Homework Helper
Insights Author
Gold Member
2020 Award
16,171
8,204
In Mathematical Methods for Physicists, Sixth Edition, Page 60, Section 1.11, the Gauss' theorem is written as:
View attachment 231423
In Mathematical Methods for Physicists, Fifth Edition, Page 61, Section 1.11, the Gauss' theorem is written as:
View attachment 231424
Kindly I would like to know please:
1. What is the difference between the two relations?
2. What does ##\partial{V}## in Equation (1.101a) stands for? In physics, I realized that ##\partial{V}## is usually not included when Gauss' theorem is used, why is that?

Thanks a lot for your help...
Do these books not make their notation clear? The only difference is notational.

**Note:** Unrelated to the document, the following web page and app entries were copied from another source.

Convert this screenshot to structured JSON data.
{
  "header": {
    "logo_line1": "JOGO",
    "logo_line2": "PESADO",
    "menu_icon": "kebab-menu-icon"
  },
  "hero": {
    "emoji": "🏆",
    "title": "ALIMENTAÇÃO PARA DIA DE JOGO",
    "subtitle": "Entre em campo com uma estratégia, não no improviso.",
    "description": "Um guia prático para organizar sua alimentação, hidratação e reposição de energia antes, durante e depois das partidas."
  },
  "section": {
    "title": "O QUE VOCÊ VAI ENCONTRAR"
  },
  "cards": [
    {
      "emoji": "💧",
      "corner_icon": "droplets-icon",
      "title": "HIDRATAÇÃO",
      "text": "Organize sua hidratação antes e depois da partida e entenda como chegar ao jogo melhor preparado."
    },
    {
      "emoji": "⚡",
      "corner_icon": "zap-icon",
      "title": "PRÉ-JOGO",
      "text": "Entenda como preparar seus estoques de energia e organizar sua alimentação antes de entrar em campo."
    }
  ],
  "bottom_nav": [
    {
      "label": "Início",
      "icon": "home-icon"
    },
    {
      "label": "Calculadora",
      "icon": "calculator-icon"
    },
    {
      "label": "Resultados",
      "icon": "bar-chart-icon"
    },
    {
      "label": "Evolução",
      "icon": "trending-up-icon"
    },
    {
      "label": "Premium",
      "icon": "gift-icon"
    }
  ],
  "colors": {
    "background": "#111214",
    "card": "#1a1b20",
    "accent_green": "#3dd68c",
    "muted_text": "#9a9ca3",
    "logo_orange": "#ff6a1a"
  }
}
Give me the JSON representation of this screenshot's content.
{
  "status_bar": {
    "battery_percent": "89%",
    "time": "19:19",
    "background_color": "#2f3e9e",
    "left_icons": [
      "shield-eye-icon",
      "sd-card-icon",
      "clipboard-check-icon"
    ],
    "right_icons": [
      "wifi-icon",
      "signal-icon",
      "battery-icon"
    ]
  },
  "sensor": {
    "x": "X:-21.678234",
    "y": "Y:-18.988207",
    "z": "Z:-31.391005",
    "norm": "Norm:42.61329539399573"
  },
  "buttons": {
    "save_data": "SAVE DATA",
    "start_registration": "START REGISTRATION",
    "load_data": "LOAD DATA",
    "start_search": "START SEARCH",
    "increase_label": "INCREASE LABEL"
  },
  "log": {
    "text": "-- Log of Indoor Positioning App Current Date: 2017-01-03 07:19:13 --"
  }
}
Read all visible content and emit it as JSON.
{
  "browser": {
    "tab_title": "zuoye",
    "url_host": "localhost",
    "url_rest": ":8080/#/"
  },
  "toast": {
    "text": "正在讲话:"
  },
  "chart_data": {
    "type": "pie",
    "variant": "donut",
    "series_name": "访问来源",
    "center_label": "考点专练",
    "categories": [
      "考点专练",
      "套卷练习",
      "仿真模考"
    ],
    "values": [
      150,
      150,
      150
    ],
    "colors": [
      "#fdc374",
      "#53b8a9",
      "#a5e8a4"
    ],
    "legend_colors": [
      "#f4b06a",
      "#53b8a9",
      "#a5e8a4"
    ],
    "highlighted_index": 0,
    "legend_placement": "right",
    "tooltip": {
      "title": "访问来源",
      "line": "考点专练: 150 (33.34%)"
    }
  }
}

##\partial V## is sometimes used for the surface of a region ##V##. In the second equation, simply ##S## is used for the surface of the region ##V##.
 
  • Like
Likes sams
  • #3
12,499
6,286
The notation used by the sixth edition was to remind the reader that the left hand side is a double integral over the surface of the region and the right hand side is a triple integral over the volume of the region. They likely changed it as someone brought it to their attention or an editor schooled as a physicist took issue and decided it was best to change it.
 
  • Like
Likes dextercioby and sams
  • #5
Usually un physics triple or double integrals $$\int \int$$ $$\int \int \int$$
Are changed by only one simbol $$\int$$, so that is the same equation.

The simbol $$\partial v$$ means that the integral Is computed on boundary superfice of $$v$$ or on boundary of $$v$$.
$$\partial v=S$$
 
  • Like
Likes sams
  • #6
sams
Gold Member
84
2
Thank you all for your help and for your explanations
 

Related Threads on Gauss' Theorem -- Why two different notations are used?

Replies
5
Views
2K
  • Last Post
Replies
3
Views
2K
  • Last Post
Replies
2
Views
1K
Replies
30
Views
1K
  • Last Post
Replies
6
Views
2K
  • Last Post
Replies
13
Views
4K
  • Last Post
Replies
4
Views
14K
Replies
1
Views
1K
  • Last Post
Replies
1
Views
4K
  • Last Post
Replies
2
Views
8K
Top